<<<<

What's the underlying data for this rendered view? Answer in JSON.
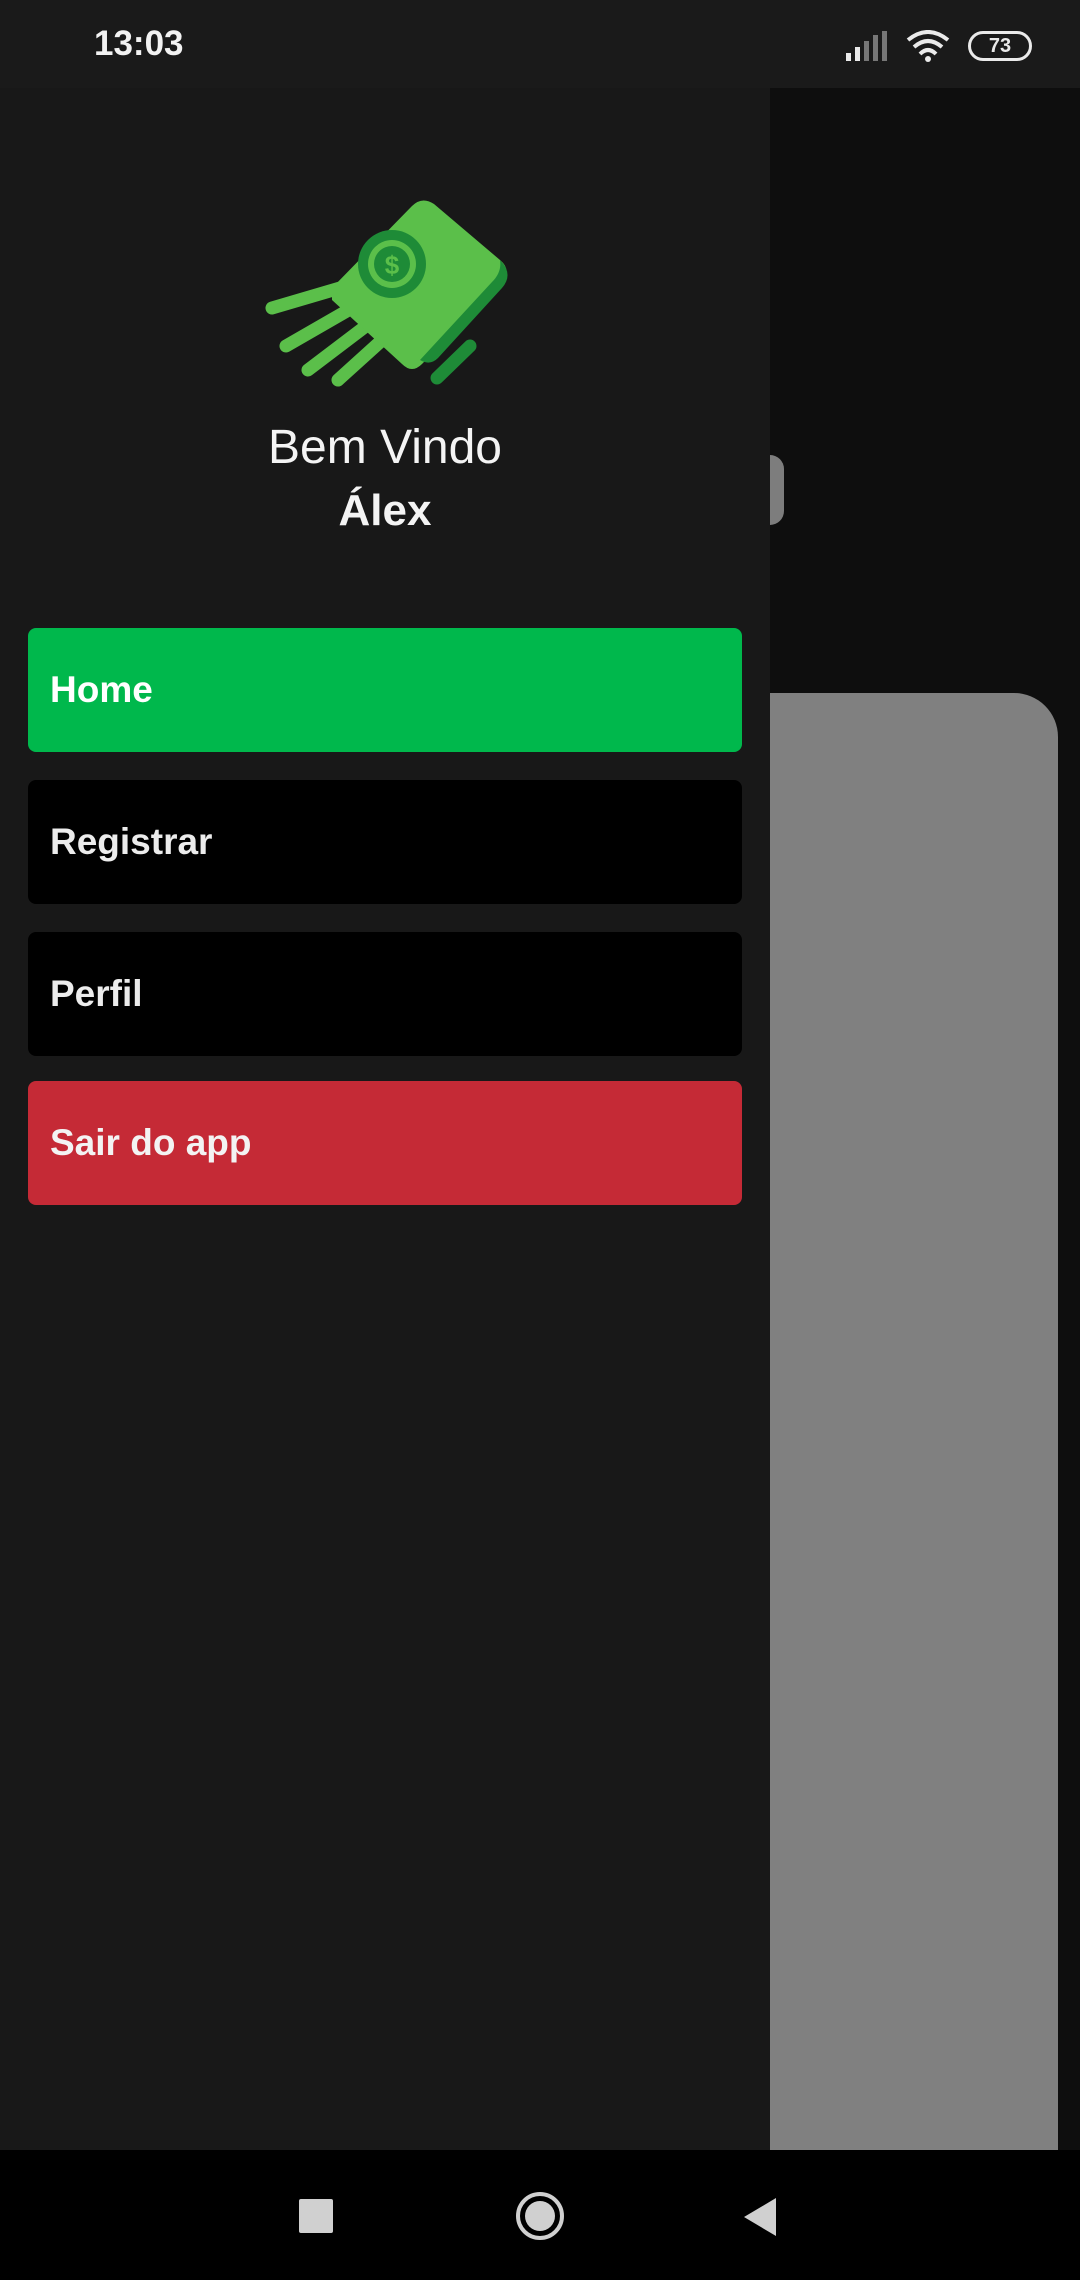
{
  "status": {
    "time": "13:03",
    "battery": "73"
  },
  "drawer": {
    "welcome_title": "Bem Vindo",
    "user_name": "Álex",
    "menu": [
      {
        "label": "Home",
        "color": "#00b84c"
      },
      {
        "label": "Registrar",
        "color": "#000000"
      },
      {
        "label": "Perfil",
        "color": "#000000"
      },
      {
        "label": "Sair do app",
        "color": "#c52a36"
      }
    ]
  },
  "icons": {
    "logo": "flying-money-icon",
    "signal": "cellular-signal-icon",
    "wifi": "wifi-icon",
    "battery": "battery-icon",
    "nav_recent": "recent-apps-icon",
    "nav_home": "home-circle-icon",
    "nav_back": "back-triangle-icon"
  }
}
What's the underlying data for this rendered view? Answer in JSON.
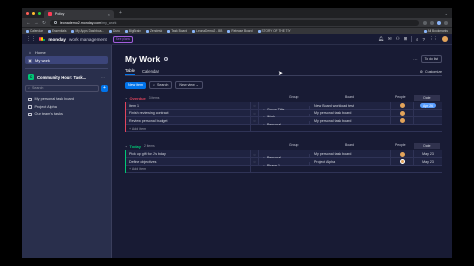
{
  "browser": {
    "tab_title": "Policy",
    "url_domain": "leonademo2.monday.com",
    "url_path": "/my_work",
    "bookmarks": [
      "Calendar",
      "Essentials",
      "My Apps Dashboa...",
      "Duru",
      "BigBrain",
      "Zendesk",
      "Task Board",
      "LeonaDemo2 - BB",
      "Release Board",
      "STORY OF THE TIY"
    ],
    "all_bookmarks": "All Bookmarks"
  },
  "app": {
    "brand": "monday",
    "brand_sub": "work management",
    "plans_label": "See plans"
  },
  "sidebar": {
    "items": [
      {
        "icon": "home-icon",
        "label": "Home"
      },
      {
        "icon": "calendar-icon",
        "label": "My work"
      }
    ],
    "workspace": {
      "badge": "C",
      "name": "Community Hour: Task..."
    },
    "search_placeholder": "Search",
    "add_label": "+",
    "boards": [
      "My personal task board",
      "Project Alpha",
      "Our team's tasks"
    ]
  },
  "main": {
    "title": "My Work",
    "info": "i",
    "more": "···",
    "action_button": "To do list",
    "tabs": [
      "Table",
      "Calendar"
    ],
    "customize_label": "Customize",
    "toolbar": {
      "new_item": "New item",
      "search": "Search",
      "dropdown": "New view"
    },
    "columns": {
      "group": "Group",
      "board": "Board",
      "people": "People",
      "date": "Date"
    },
    "groups": [
      {
        "name": "Overdue",
        "count": "3 items",
        "color": "#e2445c",
        "rows": [
          {
            "name": "Item 1",
            "group": "Group Title",
            "board": "New Board workload test",
            "date": "Apr 26",
            "date_style": "blue"
          },
          {
            "name": "Finish reviewing contract",
            "group": "Work",
            "board": "My personal task board",
            "date": "",
            "date_style": ""
          },
          {
            "name": "Review personal budget",
            "group": "Personal",
            "board": "My personal task board",
            "date": "",
            "date_style": ""
          }
        ],
        "add_label": "+ Add item"
      },
      {
        "name": "Today",
        "count": "2 items",
        "color": "#00c875",
        "rows": [
          {
            "name": "Pick up gift for J's bday",
            "group": "Personal",
            "board": "My personal task board",
            "date": "May 23",
            "date_style": ""
          },
          {
            "name": "Define objectives",
            "group": "Phase 1",
            "board": "Project Alpha",
            "date": "May 23",
            "date_style": ""
          }
        ],
        "add_label": "+ Add item"
      }
    ]
  }
}
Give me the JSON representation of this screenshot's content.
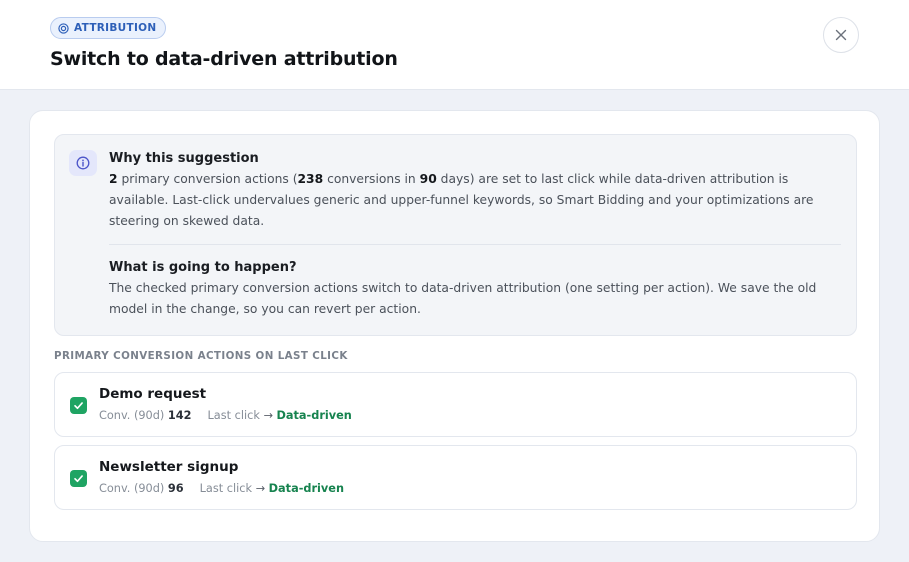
{
  "header": {
    "badge": "ATTRIBUTION",
    "badge_icon": "target-icon",
    "title": "Switch to data-driven attribution",
    "close_icon": "close-icon"
  },
  "info": {
    "icon": "info-icon",
    "why_title": "Why this suggestion",
    "why": {
      "count": "2",
      "t1": " primary conversion actions (",
      "conversions": "238",
      "t2": " conversions in ",
      "days": "90",
      "t3": " days) are set to last click while data-driven attribution is available. Last-click undervalues generic and upper-funnel keywords, so Smart Bidding and your optimizations are steering on skewed data."
    },
    "what_title": "What is going to happen?",
    "what_text": "The checked primary conversion actions switch to data-driven attribution (one setting per action). We save the old model in the change, so you can revert per action."
  },
  "section_label": "PRIMARY CONVERSION ACTIONS ON LAST CLICK",
  "actions": [
    {
      "name": "Demo request",
      "checked": true,
      "conv_label": "Conv. (90d) ",
      "conv_value": "142",
      "from": "Last click ",
      "arrow": "→",
      "to": "Data-driven"
    },
    {
      "name": "Newsletter signup",
      "checked": true,
      "conv_label": "Conv. (90d) ",
      "conv_value": "96",
      "from": "Last click ",
      "arrow": "→",
      "to": "Data-driven"
    }
  ],
  "colors": {
    "accent_blue": "#2d5fb8",
    "check_green": "#1fa463",
    "target_green": "#17834f",
    "page_bg": "#eef1f7"
  }
}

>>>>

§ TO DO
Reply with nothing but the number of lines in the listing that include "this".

§ TASK RESPONSE
4